Data records:
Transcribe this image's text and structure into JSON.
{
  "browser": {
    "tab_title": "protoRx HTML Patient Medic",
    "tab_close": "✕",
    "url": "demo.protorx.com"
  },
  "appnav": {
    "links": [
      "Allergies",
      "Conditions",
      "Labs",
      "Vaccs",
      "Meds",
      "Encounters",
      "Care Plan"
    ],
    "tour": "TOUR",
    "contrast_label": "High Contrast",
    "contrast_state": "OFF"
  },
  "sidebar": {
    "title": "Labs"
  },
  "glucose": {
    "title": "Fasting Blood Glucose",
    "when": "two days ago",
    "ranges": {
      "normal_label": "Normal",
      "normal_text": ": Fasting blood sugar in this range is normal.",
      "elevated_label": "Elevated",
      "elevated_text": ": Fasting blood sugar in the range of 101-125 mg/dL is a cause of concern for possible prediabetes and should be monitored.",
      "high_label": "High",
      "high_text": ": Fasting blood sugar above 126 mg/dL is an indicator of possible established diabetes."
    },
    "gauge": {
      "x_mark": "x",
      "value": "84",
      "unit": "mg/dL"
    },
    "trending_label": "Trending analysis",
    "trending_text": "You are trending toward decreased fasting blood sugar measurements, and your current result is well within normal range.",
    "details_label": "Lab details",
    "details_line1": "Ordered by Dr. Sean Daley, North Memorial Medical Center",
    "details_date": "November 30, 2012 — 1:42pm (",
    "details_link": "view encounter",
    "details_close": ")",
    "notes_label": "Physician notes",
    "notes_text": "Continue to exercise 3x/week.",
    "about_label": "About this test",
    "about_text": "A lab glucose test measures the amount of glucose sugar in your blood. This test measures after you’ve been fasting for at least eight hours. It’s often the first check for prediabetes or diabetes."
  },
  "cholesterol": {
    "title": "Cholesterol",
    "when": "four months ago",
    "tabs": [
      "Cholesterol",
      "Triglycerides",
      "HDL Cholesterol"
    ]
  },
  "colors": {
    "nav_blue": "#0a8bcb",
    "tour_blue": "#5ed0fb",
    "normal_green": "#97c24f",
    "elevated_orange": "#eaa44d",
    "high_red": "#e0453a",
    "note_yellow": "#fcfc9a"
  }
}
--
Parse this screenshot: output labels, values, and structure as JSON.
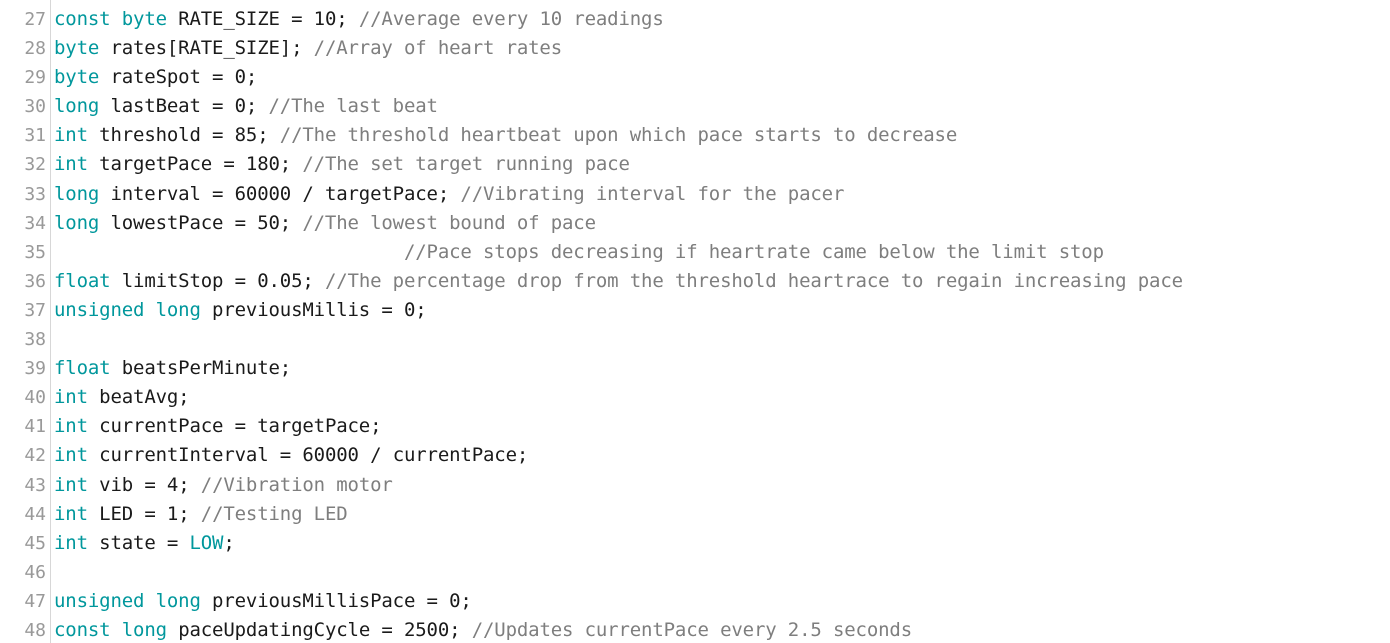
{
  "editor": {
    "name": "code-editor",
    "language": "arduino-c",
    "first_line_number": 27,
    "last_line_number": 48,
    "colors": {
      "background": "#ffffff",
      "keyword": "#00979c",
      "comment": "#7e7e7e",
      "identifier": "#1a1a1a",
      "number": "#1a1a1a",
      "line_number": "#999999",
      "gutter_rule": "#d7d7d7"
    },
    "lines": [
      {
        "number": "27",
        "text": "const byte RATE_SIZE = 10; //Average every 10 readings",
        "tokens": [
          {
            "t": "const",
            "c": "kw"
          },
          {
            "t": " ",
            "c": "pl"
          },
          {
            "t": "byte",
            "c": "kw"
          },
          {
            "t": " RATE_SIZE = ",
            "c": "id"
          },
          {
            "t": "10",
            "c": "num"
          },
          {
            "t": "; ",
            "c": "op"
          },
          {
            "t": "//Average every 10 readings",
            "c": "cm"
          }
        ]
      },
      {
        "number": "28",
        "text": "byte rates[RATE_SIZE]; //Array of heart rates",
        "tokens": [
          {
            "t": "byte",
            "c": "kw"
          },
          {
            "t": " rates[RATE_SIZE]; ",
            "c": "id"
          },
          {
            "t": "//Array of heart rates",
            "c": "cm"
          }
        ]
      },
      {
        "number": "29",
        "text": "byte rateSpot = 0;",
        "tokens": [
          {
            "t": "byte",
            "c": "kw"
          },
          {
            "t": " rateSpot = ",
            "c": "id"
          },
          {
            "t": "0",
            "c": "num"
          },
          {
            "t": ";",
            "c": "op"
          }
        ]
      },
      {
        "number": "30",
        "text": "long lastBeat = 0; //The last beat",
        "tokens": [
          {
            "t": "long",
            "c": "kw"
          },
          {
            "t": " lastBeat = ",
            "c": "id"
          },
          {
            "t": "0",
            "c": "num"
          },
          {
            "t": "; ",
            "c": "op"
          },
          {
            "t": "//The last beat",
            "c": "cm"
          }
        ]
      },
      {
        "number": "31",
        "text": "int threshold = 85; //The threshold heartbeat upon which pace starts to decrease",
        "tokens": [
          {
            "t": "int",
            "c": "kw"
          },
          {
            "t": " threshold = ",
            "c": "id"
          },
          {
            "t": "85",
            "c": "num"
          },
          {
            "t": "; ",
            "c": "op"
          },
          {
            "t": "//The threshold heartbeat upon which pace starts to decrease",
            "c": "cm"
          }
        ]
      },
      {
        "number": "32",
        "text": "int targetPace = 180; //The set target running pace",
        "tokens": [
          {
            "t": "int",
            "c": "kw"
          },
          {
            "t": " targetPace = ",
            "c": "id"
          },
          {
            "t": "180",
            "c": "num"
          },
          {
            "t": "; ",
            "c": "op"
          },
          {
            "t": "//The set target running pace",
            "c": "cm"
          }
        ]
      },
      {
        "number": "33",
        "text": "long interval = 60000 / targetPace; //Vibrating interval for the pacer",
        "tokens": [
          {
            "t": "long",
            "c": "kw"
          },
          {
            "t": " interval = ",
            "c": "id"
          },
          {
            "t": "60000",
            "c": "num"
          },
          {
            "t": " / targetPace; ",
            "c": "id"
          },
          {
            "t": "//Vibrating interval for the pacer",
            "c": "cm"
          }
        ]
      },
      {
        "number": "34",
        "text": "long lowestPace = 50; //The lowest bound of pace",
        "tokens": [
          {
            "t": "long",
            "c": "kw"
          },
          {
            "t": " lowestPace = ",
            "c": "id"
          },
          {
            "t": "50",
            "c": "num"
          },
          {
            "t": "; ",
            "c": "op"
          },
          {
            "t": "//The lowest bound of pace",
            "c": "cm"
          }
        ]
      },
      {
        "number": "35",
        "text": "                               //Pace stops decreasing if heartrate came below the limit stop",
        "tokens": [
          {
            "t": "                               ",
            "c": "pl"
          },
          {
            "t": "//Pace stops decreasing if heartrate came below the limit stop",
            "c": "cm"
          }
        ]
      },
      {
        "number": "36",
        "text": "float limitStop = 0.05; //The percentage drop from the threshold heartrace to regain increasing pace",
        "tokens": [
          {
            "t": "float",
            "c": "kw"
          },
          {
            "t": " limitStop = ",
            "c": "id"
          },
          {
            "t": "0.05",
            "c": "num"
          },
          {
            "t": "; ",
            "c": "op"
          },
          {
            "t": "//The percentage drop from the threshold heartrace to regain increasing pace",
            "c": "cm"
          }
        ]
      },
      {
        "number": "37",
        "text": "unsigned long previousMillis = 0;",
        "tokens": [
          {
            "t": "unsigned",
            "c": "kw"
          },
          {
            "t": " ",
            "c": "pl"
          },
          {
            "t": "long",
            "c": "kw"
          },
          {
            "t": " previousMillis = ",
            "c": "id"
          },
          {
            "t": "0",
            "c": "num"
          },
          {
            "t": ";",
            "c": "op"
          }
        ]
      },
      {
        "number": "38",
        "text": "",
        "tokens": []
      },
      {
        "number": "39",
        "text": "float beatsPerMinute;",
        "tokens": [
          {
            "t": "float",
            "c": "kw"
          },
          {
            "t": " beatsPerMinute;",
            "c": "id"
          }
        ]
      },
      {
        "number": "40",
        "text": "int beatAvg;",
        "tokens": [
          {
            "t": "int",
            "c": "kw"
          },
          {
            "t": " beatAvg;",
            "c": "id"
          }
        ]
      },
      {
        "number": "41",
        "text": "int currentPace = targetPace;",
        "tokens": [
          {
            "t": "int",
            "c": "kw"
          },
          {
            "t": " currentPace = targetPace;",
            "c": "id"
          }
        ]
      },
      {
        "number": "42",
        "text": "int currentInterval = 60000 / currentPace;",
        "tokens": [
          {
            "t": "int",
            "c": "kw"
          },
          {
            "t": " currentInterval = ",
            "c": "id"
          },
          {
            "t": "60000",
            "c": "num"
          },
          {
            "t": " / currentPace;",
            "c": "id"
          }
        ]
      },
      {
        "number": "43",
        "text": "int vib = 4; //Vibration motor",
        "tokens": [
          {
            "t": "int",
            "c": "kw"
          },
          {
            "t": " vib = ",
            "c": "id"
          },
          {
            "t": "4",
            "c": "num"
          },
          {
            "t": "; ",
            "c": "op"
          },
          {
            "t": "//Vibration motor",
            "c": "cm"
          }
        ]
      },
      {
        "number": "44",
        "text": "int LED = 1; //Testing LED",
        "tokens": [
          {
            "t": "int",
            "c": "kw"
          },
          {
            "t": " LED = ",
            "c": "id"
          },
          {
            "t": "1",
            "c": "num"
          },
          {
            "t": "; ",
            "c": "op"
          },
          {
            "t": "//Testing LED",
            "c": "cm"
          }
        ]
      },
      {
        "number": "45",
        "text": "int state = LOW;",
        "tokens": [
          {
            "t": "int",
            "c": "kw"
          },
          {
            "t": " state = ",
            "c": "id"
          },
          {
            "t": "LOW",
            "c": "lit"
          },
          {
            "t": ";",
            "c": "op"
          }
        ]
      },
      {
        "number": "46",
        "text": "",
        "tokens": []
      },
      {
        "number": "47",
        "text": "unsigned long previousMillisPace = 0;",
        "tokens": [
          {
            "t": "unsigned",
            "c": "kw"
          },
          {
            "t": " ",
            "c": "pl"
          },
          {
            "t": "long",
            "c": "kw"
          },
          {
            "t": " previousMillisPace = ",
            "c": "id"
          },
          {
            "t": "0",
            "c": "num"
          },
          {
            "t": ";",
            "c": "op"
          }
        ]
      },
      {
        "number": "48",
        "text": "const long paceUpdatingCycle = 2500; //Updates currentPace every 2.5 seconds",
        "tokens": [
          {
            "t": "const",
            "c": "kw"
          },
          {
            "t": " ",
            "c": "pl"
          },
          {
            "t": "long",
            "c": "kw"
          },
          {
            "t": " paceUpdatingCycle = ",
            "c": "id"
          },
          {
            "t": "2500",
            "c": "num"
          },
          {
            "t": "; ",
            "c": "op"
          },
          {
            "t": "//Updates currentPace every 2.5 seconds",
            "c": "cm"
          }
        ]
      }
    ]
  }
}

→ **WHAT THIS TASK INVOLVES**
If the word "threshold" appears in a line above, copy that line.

→ **ANSWER BOX**
        "text": "int threshold = 85; //The threshold heartbeat upon which pace starts to decrease",
            "t": " threshold = ",
            "t": "//The threshold heartbeat upon which pace starts to decrease",
        "text": "float limitStop = 0.05; //The percentage drop from the threshold heartrace to regain increasing pace",
            "t": "//The percentage drop from the threshold heartrace to regain increasing pace",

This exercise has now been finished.